Making A Historic Difference – Part One

If you’re a Crawfordsville local, you may have seen signs around town with a big drawing of the Study and the phrase “Making A Historic Difference.” You might be wondering why we’re trying to raise $300,000 and what we’re going to do with that money. We’re going to have a series of posts on our blog about The Making A Historic Difference Campaign so you find out why we’re so excited and, hopefully, get excited along with us.

Detail from Lew's fresco depicting a fife and drumLew’s fresco

Ella Kostanzer was raised in Montgomery County and was teaching in Chicago when she visited Lew in his Study on January 1, 1900. She described a fresco painted inside the Study dome. An elaborate work of trompe l’oeil,

“The border around the skylight is handpainted, designed by the owner. It consists of implements of warfare in groups chained together. We see the shield, helmet, sword, bugle, breastplate, etc…” – Ella Kostanzer

Fast forward to 2011. Workers at the General Lew Wallace Study & Museum were in the midst of their Study Restoration Project designed to address structural deterioration and water damage inside the Study building. With the Study emptied of artifacts, it was an ideal time to have a paint analysis done.

After analysis by Matthew Mosca of Baltimore, we contacted Brian Fick and Mary Yeager of Acanthus Arts in Indianapolis. Thanks to their hard work, Lew’s fresco was partially uncovered.

That’s great, but why are you asking for money?

Well, one of our goals here at the General Lew Wallace Study & Museum is to present the Study as close as possible to the way it looked when Lew used it. With very few exceptions, we have accomplished that. One of the exceptions, however, is the interior paint.

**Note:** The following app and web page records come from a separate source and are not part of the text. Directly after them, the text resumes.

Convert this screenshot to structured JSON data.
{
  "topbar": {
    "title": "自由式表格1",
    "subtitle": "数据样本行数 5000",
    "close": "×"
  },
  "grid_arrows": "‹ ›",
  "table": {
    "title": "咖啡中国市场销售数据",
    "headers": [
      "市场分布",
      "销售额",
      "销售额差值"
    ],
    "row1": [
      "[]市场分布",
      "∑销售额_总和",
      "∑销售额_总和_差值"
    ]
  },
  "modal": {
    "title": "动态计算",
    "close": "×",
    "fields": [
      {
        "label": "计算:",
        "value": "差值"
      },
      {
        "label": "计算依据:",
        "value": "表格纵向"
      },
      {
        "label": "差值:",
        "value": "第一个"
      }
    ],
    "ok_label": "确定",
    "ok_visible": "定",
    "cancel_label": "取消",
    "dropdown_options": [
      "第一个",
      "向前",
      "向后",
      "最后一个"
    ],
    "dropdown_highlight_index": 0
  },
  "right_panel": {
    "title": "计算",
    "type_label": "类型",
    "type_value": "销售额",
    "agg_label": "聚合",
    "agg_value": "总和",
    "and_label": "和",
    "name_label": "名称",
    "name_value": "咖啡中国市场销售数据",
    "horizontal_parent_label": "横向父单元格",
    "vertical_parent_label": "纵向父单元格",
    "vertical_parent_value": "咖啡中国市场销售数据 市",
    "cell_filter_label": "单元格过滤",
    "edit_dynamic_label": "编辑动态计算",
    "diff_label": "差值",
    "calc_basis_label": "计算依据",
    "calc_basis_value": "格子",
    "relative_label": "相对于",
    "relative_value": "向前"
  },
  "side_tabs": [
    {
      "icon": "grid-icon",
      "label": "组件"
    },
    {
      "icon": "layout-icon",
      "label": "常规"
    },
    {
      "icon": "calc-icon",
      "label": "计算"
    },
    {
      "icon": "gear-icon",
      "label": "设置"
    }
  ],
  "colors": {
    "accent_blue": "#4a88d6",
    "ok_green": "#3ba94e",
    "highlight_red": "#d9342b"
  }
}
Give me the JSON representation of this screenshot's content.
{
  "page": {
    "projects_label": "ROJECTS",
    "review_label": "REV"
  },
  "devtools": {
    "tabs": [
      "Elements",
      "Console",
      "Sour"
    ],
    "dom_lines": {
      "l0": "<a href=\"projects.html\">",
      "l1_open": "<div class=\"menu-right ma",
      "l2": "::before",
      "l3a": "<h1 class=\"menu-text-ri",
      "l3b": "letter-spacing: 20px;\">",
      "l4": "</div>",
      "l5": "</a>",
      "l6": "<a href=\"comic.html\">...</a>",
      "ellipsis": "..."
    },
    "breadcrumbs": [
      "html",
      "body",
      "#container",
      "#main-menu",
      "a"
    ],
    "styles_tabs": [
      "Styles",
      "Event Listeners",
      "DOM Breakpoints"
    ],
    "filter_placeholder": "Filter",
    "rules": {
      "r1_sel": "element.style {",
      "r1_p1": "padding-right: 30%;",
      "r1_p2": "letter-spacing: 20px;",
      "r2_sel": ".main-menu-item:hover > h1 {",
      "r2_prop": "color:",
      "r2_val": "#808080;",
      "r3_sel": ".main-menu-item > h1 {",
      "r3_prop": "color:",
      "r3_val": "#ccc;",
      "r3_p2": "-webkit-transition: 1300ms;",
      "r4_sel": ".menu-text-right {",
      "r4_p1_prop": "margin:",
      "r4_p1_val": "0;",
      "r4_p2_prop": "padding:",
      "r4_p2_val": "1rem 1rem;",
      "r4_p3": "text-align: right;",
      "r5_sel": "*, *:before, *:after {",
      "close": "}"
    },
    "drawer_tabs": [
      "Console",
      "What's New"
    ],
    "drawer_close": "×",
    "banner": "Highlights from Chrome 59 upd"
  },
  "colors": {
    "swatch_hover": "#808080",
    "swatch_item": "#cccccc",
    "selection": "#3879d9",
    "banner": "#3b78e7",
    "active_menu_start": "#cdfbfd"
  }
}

Except for the one corner of the interior paint uncovered by Acanthus Arts, the Study is decorated with paint put up in the 1990s. Not only is that historically inaccurate, but it’s just not as dramatic as the paint decorations Lew had. We want to bring back the paint conservators and have them uncover all of the interior paint.

interior paint

On top of that, we can’t turn on the lights in the main room of the Study.

Lew had electricity in the building. Crawfordsville was one of the first cities in Indiana to be electrified. Lew was a wealthy man, and he spared no expense in creating this “pleasure house for [his] soul”. The main room of his Study had almost 100 light bulbs in it. But the wiring in many places still dates back to the 1890s. No one wants to be responsible for burning down the Study, so we rely on natural light from the skylight. But we’d love to update the wiring so we can light the Study for evening events.

It’ll be a lot of work, and it’ll take a lot of money. The Jeffris Foundation of Wisconsin has generously awarded us a $100,000 grant, but we have to match that with $200,000 in funds we raise.

So this is where you come in.

We know you’re a dedicated supporter of our museum and mission. After all, you read our blog, and you might even be a member of the Lew Wallace Study Preservation Society. But right now we need a little bit more from you.

Yep, you guessed it, I’m about to ask you for money.

But we’ll save that for next week. I want you to take some time to browse our website and Flickr account. Take a look at the pictures we have of Lew’s amazing fresco and interior paint. Read the articles written for this blog in 2011 while the original paint analysis was being done. Then next week, when you’re still on a sugar high from Halloween, come back to the blog and we’ll talk about how much we’ve raised so far and how far we have yet to go.

Leave a comment

Your email address will not be published. Required fields are marked *

This site uses Akismet to reduce spam. Learn how your comment data is processed.